▶ _EXERCISE DESCRIPTION_:
Find each line in the following listing that has the string "subtitle", then state the count and nothing else.

Start of Block

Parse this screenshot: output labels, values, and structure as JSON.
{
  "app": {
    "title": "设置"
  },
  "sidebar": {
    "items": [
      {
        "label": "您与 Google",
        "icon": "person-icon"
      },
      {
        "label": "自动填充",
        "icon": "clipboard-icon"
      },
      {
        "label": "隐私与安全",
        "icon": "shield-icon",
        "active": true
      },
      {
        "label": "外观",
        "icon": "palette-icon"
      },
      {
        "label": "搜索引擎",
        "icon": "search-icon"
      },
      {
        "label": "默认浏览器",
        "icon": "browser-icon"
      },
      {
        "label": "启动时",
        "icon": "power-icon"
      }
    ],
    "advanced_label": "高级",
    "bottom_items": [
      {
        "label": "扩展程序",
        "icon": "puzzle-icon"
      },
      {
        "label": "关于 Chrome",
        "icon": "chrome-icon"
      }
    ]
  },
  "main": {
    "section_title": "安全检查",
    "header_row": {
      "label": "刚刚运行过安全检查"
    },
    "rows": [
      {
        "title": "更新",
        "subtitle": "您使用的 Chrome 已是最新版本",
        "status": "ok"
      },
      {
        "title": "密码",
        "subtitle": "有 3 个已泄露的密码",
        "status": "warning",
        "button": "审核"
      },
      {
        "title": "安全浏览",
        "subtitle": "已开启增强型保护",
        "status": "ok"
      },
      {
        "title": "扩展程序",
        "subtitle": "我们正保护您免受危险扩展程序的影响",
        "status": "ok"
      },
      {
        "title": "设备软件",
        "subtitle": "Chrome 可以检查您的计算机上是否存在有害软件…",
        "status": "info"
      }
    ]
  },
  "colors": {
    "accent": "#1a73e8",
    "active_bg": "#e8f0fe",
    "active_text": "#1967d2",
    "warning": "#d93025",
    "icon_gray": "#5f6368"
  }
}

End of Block

▶ _SOLUTION FOR THIS PROBLEM_:
5